After having grievance rejected by School Board, paraprofessionals weigh options to rescind reductions
Paraprofessionals in the Grafton School District are continuing to protest pay cuts they say were unfair, have negatively impacted students and could have been rescinded using federal money the district received to reinstate staff members.
Members of the Grafton Paraprofessional and Aides Association, which represents 28 employees who work with special-education students, voiced objections last spring when the School Board decided to pare their after-school pay.
The decision — which reduced paraprofessionals’ hours at Grafton High School, John Long Middle School and three elementary schools — was part of a cost-savings effort that also included not replacing guidance and library staff members who retired or resigned.
The paraprofessionals each lost an average of 2-1/2 hours of pay per week.

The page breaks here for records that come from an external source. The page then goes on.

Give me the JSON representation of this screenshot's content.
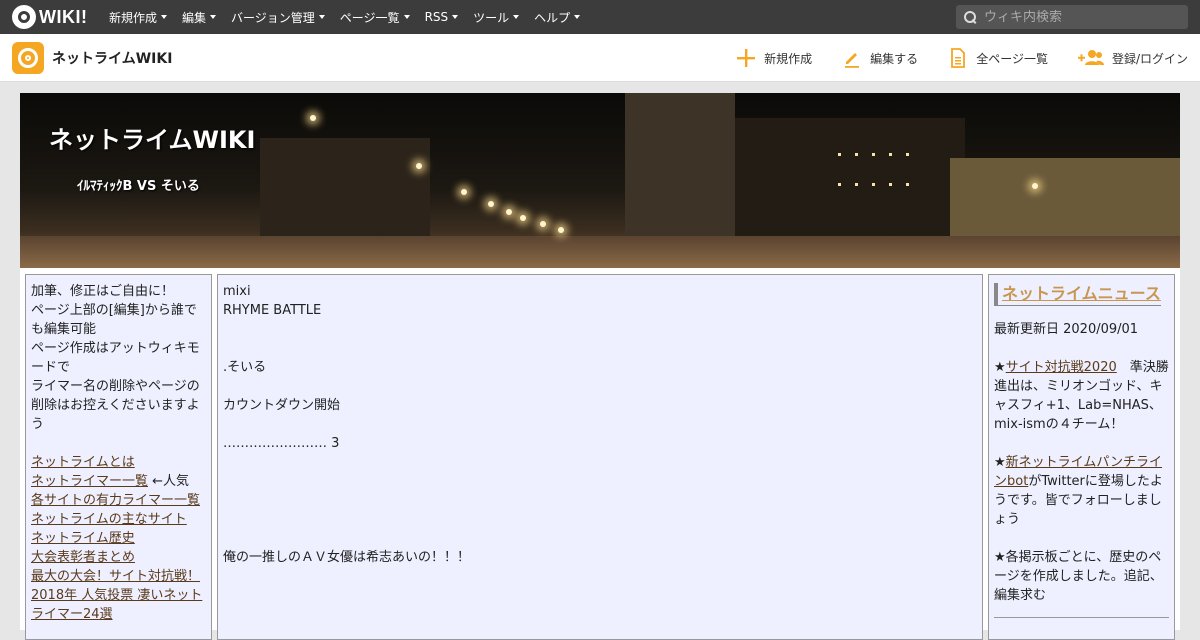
{
  "topbar": {
    "logo_text": "WIKI!",
    "menu": [
      {
        "label": "新規作成"
      },
      {
        "label": "編集"
      },
      {
        "label": "バージョン管理"
      },
      {
        "label": "ページ一覧"
      },
      {
        "label": "RSS"
      },
      {
        "label": "ツール"
      },
      {
        "label": "ヘルプ"
      }
    ],
    "search_placeholder": "ウィキ内検索"
  },
  "subbar": {
    "site_name": "ネットライムWIKI",
    "actions": [
      {
        "label": "新規作成",
        "icon": "plus-icon"
      },
      {
        "label": "編集する",
        "icon": "pencil-icon"
      },
      {
        "label": "全ページ一覧",
        "icon": "document-icon"
      },
      {
        "label": "登録/ログイン",
        "icon": "add-user-icon"
      }
    ]
  },
  "banner": {
    "title": "ネットライムWIKI",
    "subtitle": "ｲﾙﾏﾃｨｯｸB VS そいる"
  },
  "left_column": {
    "intro": "加筆、修正はご自由に！\nページ上部の[編集]から誰でも編集可能\nページ作成はアットウィキモードで\nライマー名の削除やページの削除はお控えくださいますよう",
    "links": [
      {
        "label": "ネットライムとは",
        "suffix": ""
      },
      {
        "label": "ネットライマー一覧",
        "suffix": " ←人気"
      },
      {
        "label": "各サイトの有力ライマー一覧",
        "suffix": ""
      },
      {
        "label": "ネットライムの主なサイト",
        "suffix": ""
      },
      {
        "label": "ネットライム歴史",
        "suffix": ""
      },
      {
        "label": "大会表彰者まとめ",
        "suffix": ""
      },
      {
        "label": "最大の大会！サイト対抗戦！",
        "suffix": ""
      },
      {
        "label": "2018年 人気投票 凄いネットライマー24選",
        "suffix": ""
      }
    ]
  },
  "main_column": {
    "lines": [
      "mixi",
      "RHYME BATTLE",
      "",
      "",
      ".そいる",
      "",
      "カウントダウン開始",
      "",
      "…………………… 3",
      "",
      "",
      "",
      "",
      "",
      "俺の一推しのＡＶ女優は希志あいの！！！"
    ]
  },
  "right_column": {
    "heading": "ネットライムニュース",
    "updated": "最新更新日 2020/09/01",
    "news1_prefix": "★",
    "news1_link": "サイト対抗戦2020",
    "news1_text": "　準決勝進出は、ミリオンゴッド、キャスフィ+1、Lab=NHAS、mix-ismの４チーム！",
    "news2_prefix": "★",
    "news2_link": "新ネットライムパンチラインbot",
    "news2_text": "がTwitterに登場したようです。皆でフォローしましょう",
    "news3": "★各掲示板ごとに、歴史のページを作成しました。追記、編集求む"
  },
  "colors": {
    "topbar_bg": "#3c3c3c",
    "accent_orange": "#f5a623",
    "column_bg": "#eef0ff",
    "link_color": "#5a3a1a",
    "news_heading": "#c8964e"
  }
}
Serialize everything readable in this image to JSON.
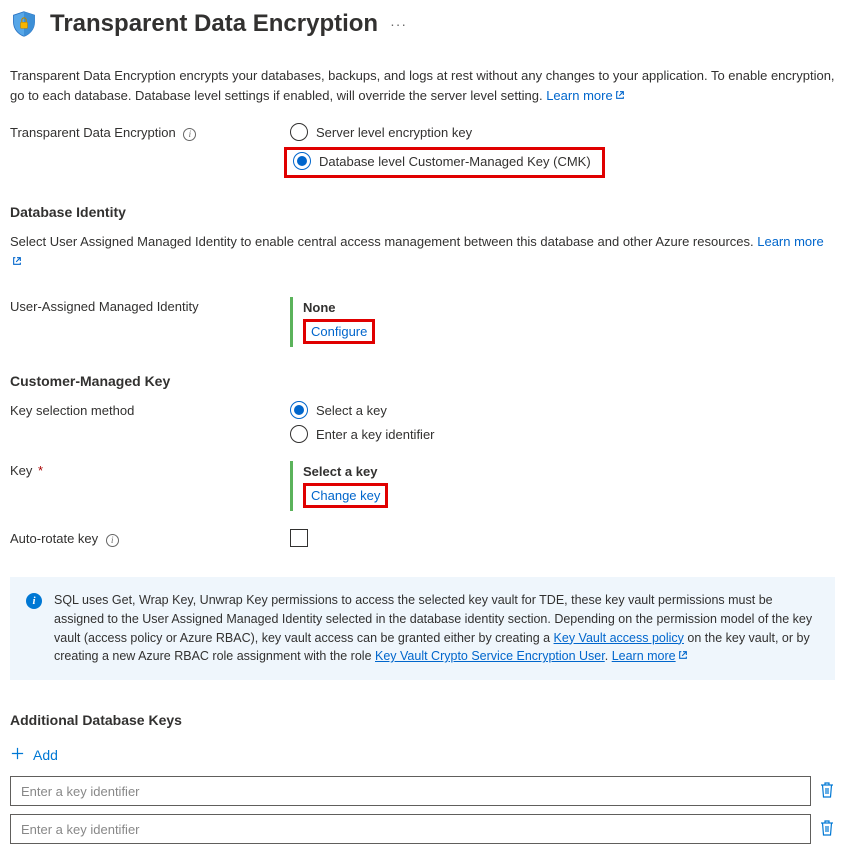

In recommending the cuts, Supt. Jeff Pechura said the reductions saved the district $376,337, were made in consultation with school administrators and “had the least direct impact on student learning.”
In response, the association filed a grievance with the board contending the cutbacks — or “partial layoffs” issued in May that included hour, wage and benefit reductions — violated terms of their contract with the district. Although the grievance was rejected by the board in October, both sides have since met in closed session several times — including last month — in a failed effort to resolve the dispute.
“It has been to no avail,” Pechura said. “We believe that we have made a decision that was in the best interest of the district, and they believe otherwise.
No matter where you make these kind of cuts, someone is going to be unhappy.
“The paraprofessionals and aides are disappointed, but tough decisions had to be made.”
Pechura defended the board’s decision not to rescind the pay cuts even though the district was awarded $679,000 from the federal Education Jobs Fund to defray the cost of staff salaries and benefits. In October, the board voted to use $339,421 of the money to cover a spending shortfall in the 2010-11 budget.
“That money was used to offset other costs,” Pechura said. “The paraprofessionals kept all their jobs. The aides are very important, but there is other support available to help, including teachers and volunteers.”
One of the major increases in the 2010-11 budget was a 3.4% increase in salaries and benefits for teachers as part of a two-year contract with the Grafton Education Association.
In a letter to Ozaukee Press addressed to district residents, Pam Nunez, the chief negotiator for the paraprofessionals and aides, stated that the board’s decision not to reinstate the cutbacks “has directly affected the education of your children.”
“Their success in the classroom is impacted due to the Special Education Aides not being fully accessible to conferencing, complete medical paperwork and follow up with the student’s teachers,” Nunez wrote.
Nunez, a special-education aide at Grafton Elementary School, questioned why the board refuses to reconsider its decision even after the district was awarded more than enough money to rescind the cuts.
“If the federal government understands the need to support (and provide the monetary assistance to help) people now, why doesn’t Dr. Pechura and members of the School Board?” she wrote.
Pechura said the board proposed several changes, including hiring a literacy coach, to help address members’ concerns, but the proposals were rejected.
“We really don’t think we or the students and their families have been treated fairly,” Nunez said Tuesday.
Nunez said association members are expected to decide in the near future if they want to file a prohibitive practice complaint with the Wisconsin Employment Relations Commission. After reviewing the complaint, the commission could turn it over to a mediator to resolve.